* [TASK REQUIREMENTS] The entries are to be returned exactly, with images left out.

*** Opening of RECORDS PROVIDED ***

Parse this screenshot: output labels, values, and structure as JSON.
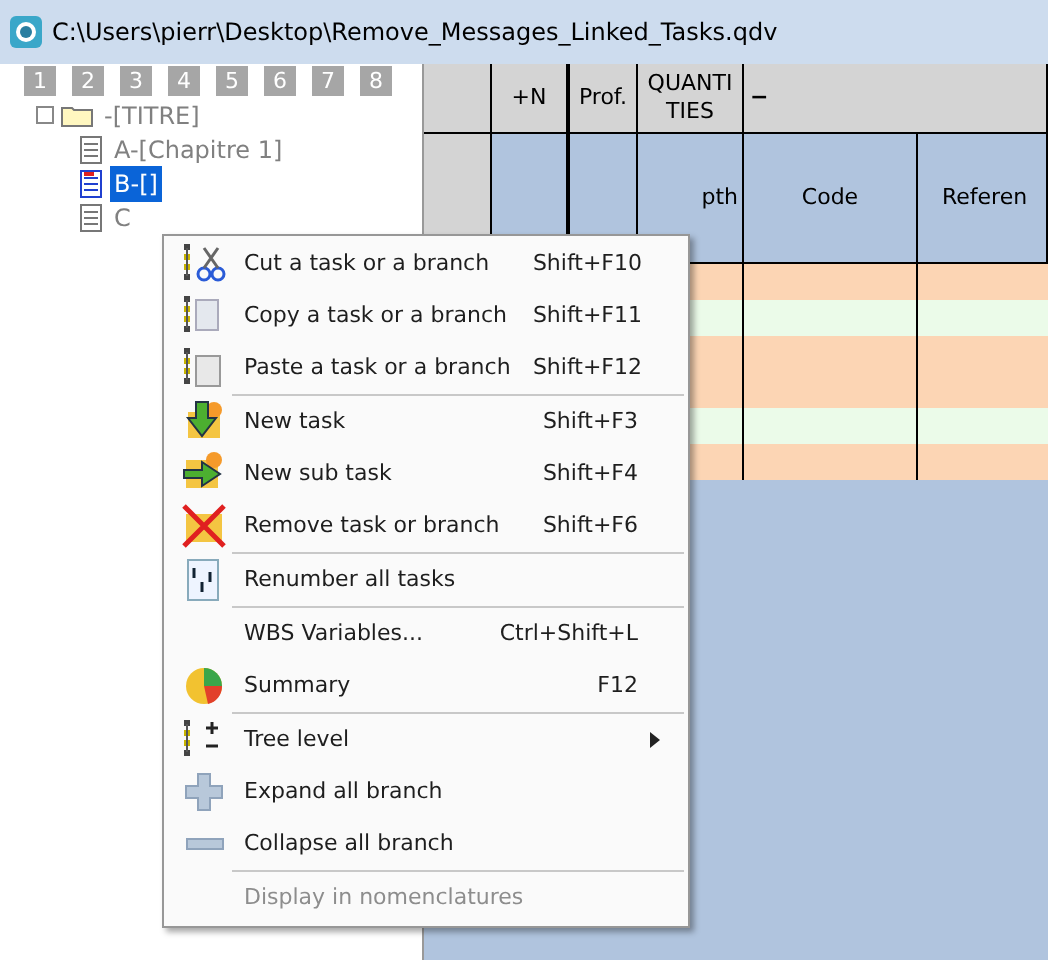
{
  "window": {
    "title": "C:\\Users\\pierr\\Desktop\\Remove_Messages_Linked_Tasks.qdv"
  },
  "level_buttons": [
    "1",
    "2",
    "3",
    "4",
    "5",
    "6",
    "7",
    "8"
  ],
  "tree": [
    {
      "label": "-[TITRE]",
      "selected": false,
      "children": [
        {
          "label": "A-[Chapitre 1]",
          "selected": false
        },
        {
          "label": "B-[]",
          "selected": true
        },
        {
          "label": "C",
          "selected": false
        }
      ]
    }
  ],
  "grid": {
    "header_top": [
      "+N",
      "Prof.",
      "QUANTITIES",
      "−"
    ],
    "header_bottom": [
      "pth",
      "Code",
      "Referen"
    ],
    "rows": [
      {
        "color": "#fcd5b4"
      },
      {
        "color": "#ebfbe9"
      },
      {
        "color": "#fcd5b4"
      },
      {
        "color": "#fcd5b4"
      },
      {
        "color": "#ebfbe9"
      },
      {
        "color": "#fcd5b4"
      }
    ]
  },
  "context_menu": [
    [
      {
        "label": "Cut a task or a branch",
        "shortcut": "Shift+F10",
        "disabled": false,
        "submenu": false
      },
      {
        "label": "Copy a task or a branch",
        "shortcut": "Shift+F11",
        "disabled": false,
        "submenu": false
      },
      {
        "label": "Paste a task or a branch",
        "shortcut": "Shift+F12",
        "disabled": false,
        "submenu": false
      }
    ],
    [
      {
        "label": "New task",
        "shortcut": "Shift+F3",
        "disabled": false,
        "submenu": false
      },
      {
        "label": "New sub task",
        "shortcut": "Shift+F4",
        "disabled": false,
        "submenu": false
      },
      {
        "label": "Remove task or branch",
        "shortcut": "Shift+F6",
        "disabled": false,
        "submenu": false
      }
    ],
    [
      {
        "label": "Renumber all tasks",
        "disabled": false,
        "submenu": false
      }
    ],
    [
      {
        "label": "WBS Variables...",
        "shortcut": "Ctrl+Shift+L",
        "disabled": false,
        "submenu": false
      },
      {
        "label": "Summary",
        "shortcut": "F12",
        "disabled": false,
        "submenu": false
      }
    ],
    [
      {
        "label": "Tree level",
        "disabled": false,
        "submenu": true
      },
      {
        "label": "Expand all branch",
        "disabled": false,
        "submenu": false
      },
      {
        "label": "Collapse all branch",
        "disabled": false,
        "submenu": false
      }
    ],
    [
      {
        "label": "Display in nomenclatures",
        "disabled": true,
        "submenu": false
      }
    ]
  ]
}
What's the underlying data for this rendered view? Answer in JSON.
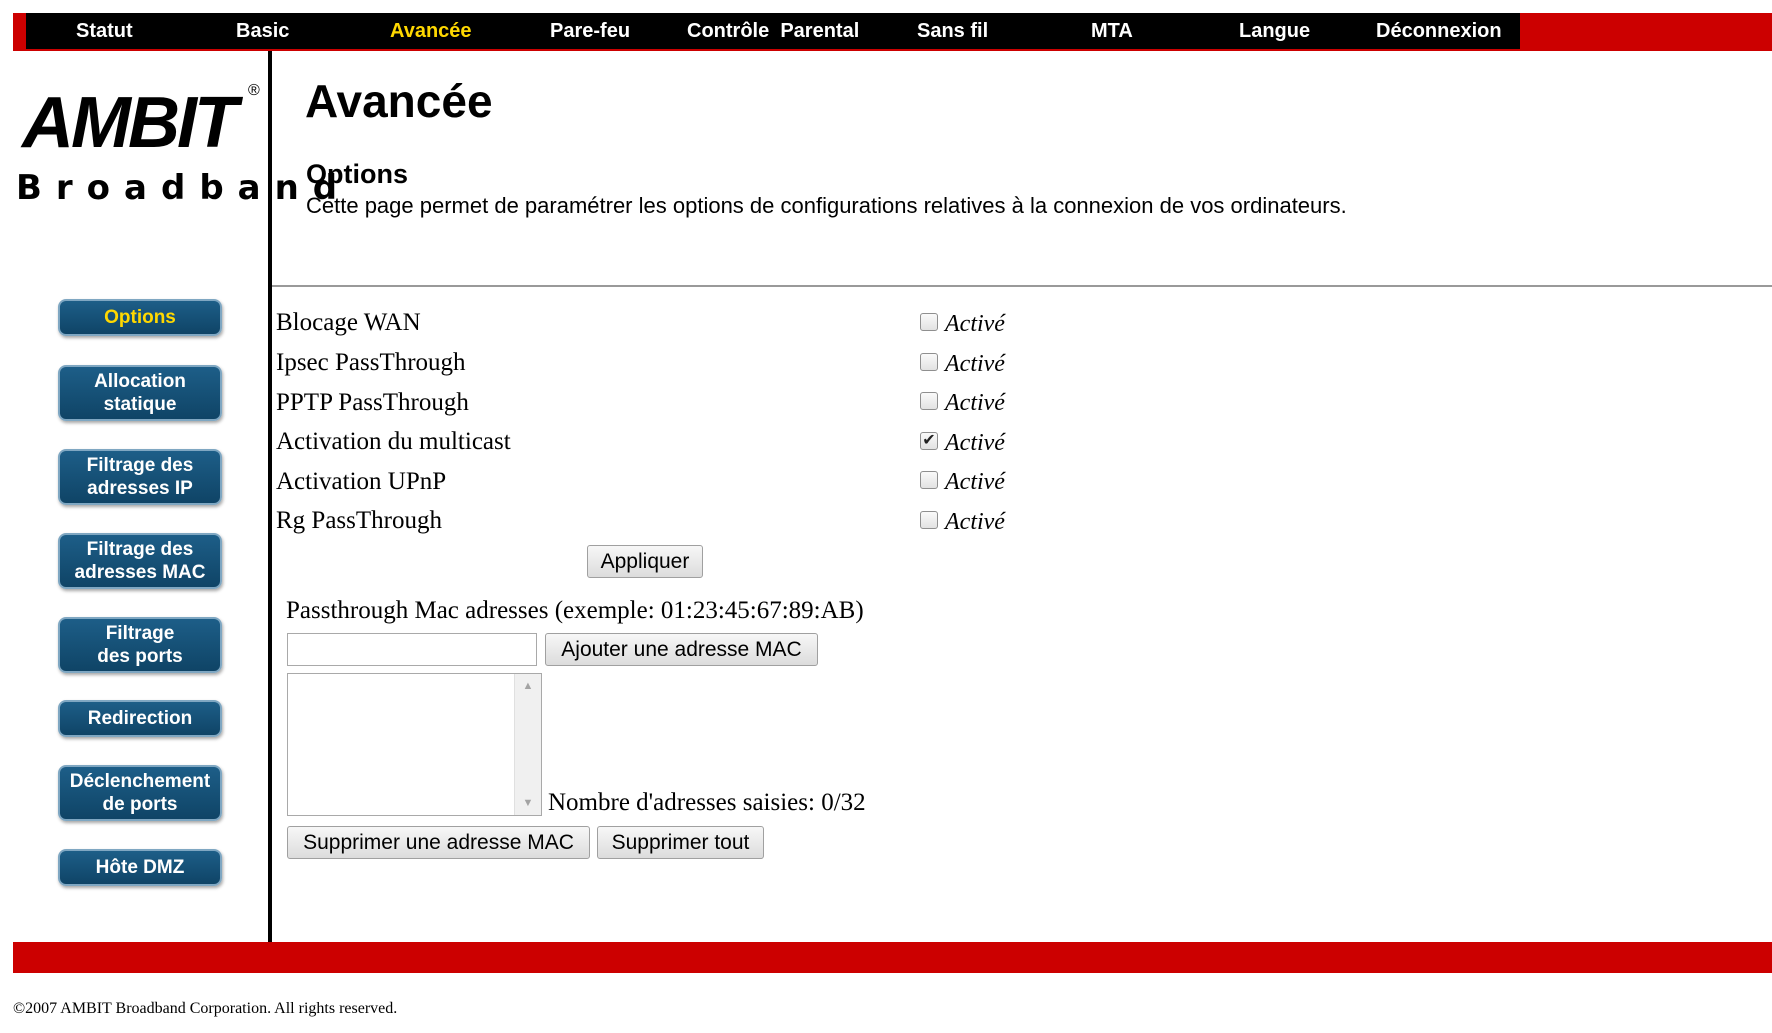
{
  "topnav": {
    "items": [
      {
        "label": "Statut",
        "active": false
      },
      {
        "label": "Basic",
        "active": false
      },
      {
        "label": "Avancée",
        "active": true
      },
      {
        "label": "Pare-feu",
        "active": false
      },
      {
        "label": "Contrôle  Parental",
        "active": false
      },
      {
        "label": "Sans fil",
        "active": false
      },
      {
        "label": "MTA",
        "active": false
      },
      {
        "label": "Langue",
        "active": false
      },
      {
        "label": "Déconnexion",
        "active": false
      }
    ]
  },
  "logo": {
    "main": "AMBIT",
    "sub": "Broadband",
    "mark": "®"
  },
  "sidebar": {
    "items": [
      {
        "label": "Options",
        "active": true
      },
      {
        "label": "Allocation\nstatique",
        "active": false
      },
      {
        "label": "Filtrage des\nadresses IP",
        "active": false
      },
      {
        "label": "Filtrage des\nadresses MAC",
        "active": false
      },
      {
        "label": "Filtrage\ndes ports",
        "active": false
      },
      {
        "label": "Redirection",
        "active": false
      },
      {
        "label": "Déclenchement\nde ports",
        "active": false
      },
      {
        "label": "Hôte DMZ",
        "active": false
      }
    ]
  },
  "page": {
    "title": "Avancée",
    "section_title": "Options",
    "section_desc": "Cette page permet de paramétrer les options de configurations relatives à la connexion de vos ordinateurs."
  },
  "options": {
    "rows": [
      {
        "label": "Blocage WAN",
        "checkbox_label": "Activé",
        "checked": false
      },
      {
        "label": "Ipsec PassThrough",
        "checkbox_label": "Activé",
        "checked": false
      },
      {
        "label": "PPTP PassThrough",
        "checkbox_label": "Activé",
        "checked": false
      },
      {
        "label": "Activation du multicast",
        "checkbox_label": "Activé",
        "checked": true
      },
      {
        "label": "Activation UPnP",
        "checkbox_label": "Activé",
        "checked": false
      },
      {
        "label": "Rg PassThrough",
        "checkbox_label": "Activé",
        "checked": false
      }
    ],
    "apply_label": "Appliquer"
  },
  "mac": {
    "label": "Passthrough Mac adresses (exemple: 01:23:45:67:89:AB)",
    "input_value": "",
    "add_label": "Ajouter une adresse MAC",
    "count_label": "Nombre d'adresses saisies: 0/32",
    "remove_label": "Supprimer une adresse MAC",
    "remove_all_label": "Supprimer tout"
  },
  "footer": {
    "copyright": "©2007 AMBIT Broadband Corporation. All rights reserved."
  },
  "colors": {
    "brand_red": "#cc0000",
    "nav_bg": "#000000",
    "nav_active": "#ffd800",
    "sidebar_button": "#1d5e88"
  }
}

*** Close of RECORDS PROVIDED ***

* [RESPONSE BOX]
Parse this screenshot: output labels, values, and structure as JSON.
{
  "window": {
    "title": "C:\\Users\\pierr\\Desktop\\Remove_Messages_Linked_Tasks.qdv"
  },
  "level_buttons": [
    "1",
    "2",
    "3",
    "4",
    "5",
    "6",
    "7",
    "8"
  ],
  "tree": [
    {
      "label": "-[TITRE]",
      "selected": false,
      "children": [
        {
          "label": "A-[Chapitre 1]",
          "selected": false
        },
        {
          "label": "B-[]",
          "selected": true
        },
        {
          "label": "C",
          "selected": false
        }
      ]
    }
  ],
  "grid": {
    "header_top": [
      "+N",
      "Prof.",
      "QUANTITIES",
      "−"
    ],
    "header_bottom": [
      "pth",
      "Code",
      "Referen"
    ],
    "rows": [
      {
        "color": "#fcd5b4"
      },
      {
        "color": "#ebfbe9"
      },
      {
        "color": "#fcd5b4"
      },
      {
        "color": "#fcd5b4"
      },
      {
        "color": "#ebfbe9"
      },
      {
        "color": "#fcd5b4"
      }
    ]
  },
  "context_menu": [
    [
      {
        "label": "Cut a task or a branch",
        "shortcut": "Shift+F10",
        "disabled": false,
        "submenu": false
      },
      {
        "label": "Copy a task or a branch",
        "shortcut": "Shift+F11",
        "disabled": false,
        "submenu": false
      },
      {
        "label": "Paste a task or a branch",
        "shortcut": "Shift+F12",
        "disabled": false,
        "submenu": false
      }
    ],
    [
      {
        "label": "New task",
        "shortcut": "Shift+F3",
        "disabled": false,
        "submenu": false
      },
      {
        "label": "New sub task",
        "shortcut": "Shift+F4",
        "disabled": false,
        "submenu": false
      },
      {
        "label": "Remove task or branch",
        "shortcut": "Shift+F6",
        "disabled": false,
        "submenu": false
      }
    ],
    [
      {
        "label": "Renumber all tasks",
        "disabled": false,
        "submenu": false
      }
    ],
    [
      {
        "label": "WBS Variables...",
        "shortcut": "Ctrl+Shift+L",
        "disabled": false,
        "submenu": false
      },
      {
        "label": "Summary",
        "shortcut": "F12",
        "disabled": false,
        "submenu": false
      }
    ],
    [
      {
        "label": "Tree level",
        "disabled": false,
        "submenu": true
      },
      {
        "label": "Expand all branch",
        "disabled": false,
        "submenu": false
      },
      {
        "label": "Collapse all branch",
        "disabled": false,
        "submenu": false
      }
    ],
    [
      {
        "label": "Display in nomenclatures",
        "disabled": true,
        "submenu": false
      }
    ]
  ]
}
What's the underlying data for this rendered view? Answer in JSON.
{
  "topnav": {
    "items": [
      {
        "label": "Statut",
        "active": false
      },
      {
        "label": "Basic",
        "active": false
      },
      {
        "label": "Avancée",
        "active": true
      },
      {
        "label": "Pare-feu",
        "active": false
      },
      {
        "label": "Contrôle  Parental",
        "active": false
      },
      {
        "label": "Sans fil",
        "active": false
      },
      {
        "label": "MTA",
        "active": false
      },
      {
        "label": "Langue",
        "active": false
      },
      {
        "label": "Déconnexion",
        "active": false
      }
    ]
  },
  "logo": {
    "main": "AMBIT",
    "sub": "Broadband",
    "mark": "®"
  },
  "sidebar": {
    "items": [
      {
        "label": "Options",
        "active": true
      },
      {
        "label": "Allocation\nstatique",
        "active": false
      },
      {
        "label": "Filtrage des\nadresses IP",
        "active": false
      },
      {
        "label": "Filtrage des\nadresses MAC",
        "active": false
      },
      {
        "label": "Filtrage\ndes ports",
        "active": false
      },
      {
        "label": "Redirection",
        "active": false
      },
      {
        "label": "Déclenchement\nde ports",
        "active": false
      },
      {
        "label": "Hôte DMZ",
        "active": false
      }
    ]
  },
  "page": {
    "title": "Avancée",
    "section_title": "Options",
    "section_desc": "Cette page permet de paramétrer les options de configurations relatives à la connexion de vos ordinateurs."
  },
  "options": {
    "rows": [
      {
        "label": "Blocage WAN",
        "checkbox_label": "Activé",
        "checked": false
      },
      {
        "label": "Ipsec PassThrough",
        "checkbox_label": "Activé",
        "checked": false
      },
      {
        "label": "PPTP PassThrough",
        "checkbox_label": "Activé",
        "checked": false
      },
      {
        "label": "Activation du multicast",
        "checkbox_label": "Activé",
        "checked": true
      },
      {
        "label": "Activation UPnP",
        "checkbox_label": "Activé",
        "checked": false
      },
      {
        "label": "Rg PassThrough",
        "checkbox_label": "Activé",
        "checked": false
      }
    ],
    "apply_label": "Appliquer"
  },
  "mac": {
    "label": "Passthrough Mac adresses (exemple: 01:23:45:67:89:AB)",
    "input_value": "",
    "add_label": "Ajouter une adresse MAC",
    "count_label": "Nombre d'adresses saisies: 0/32",
    "remove_label": "Supprimer une adresse MAC",
    "remove_all_label": "Supprimer tout"
  },
  "footer": {
    "copyright": "©2007 AMBIT Broadband Corporation. All rights reserved."
  },
  "colors": {
    "brand_red": "#cc0000",
    "nav_bg": "#000000",
    "nav_active": "#ffd800",
    "sidebar_button": "#1d5e88"
  }
}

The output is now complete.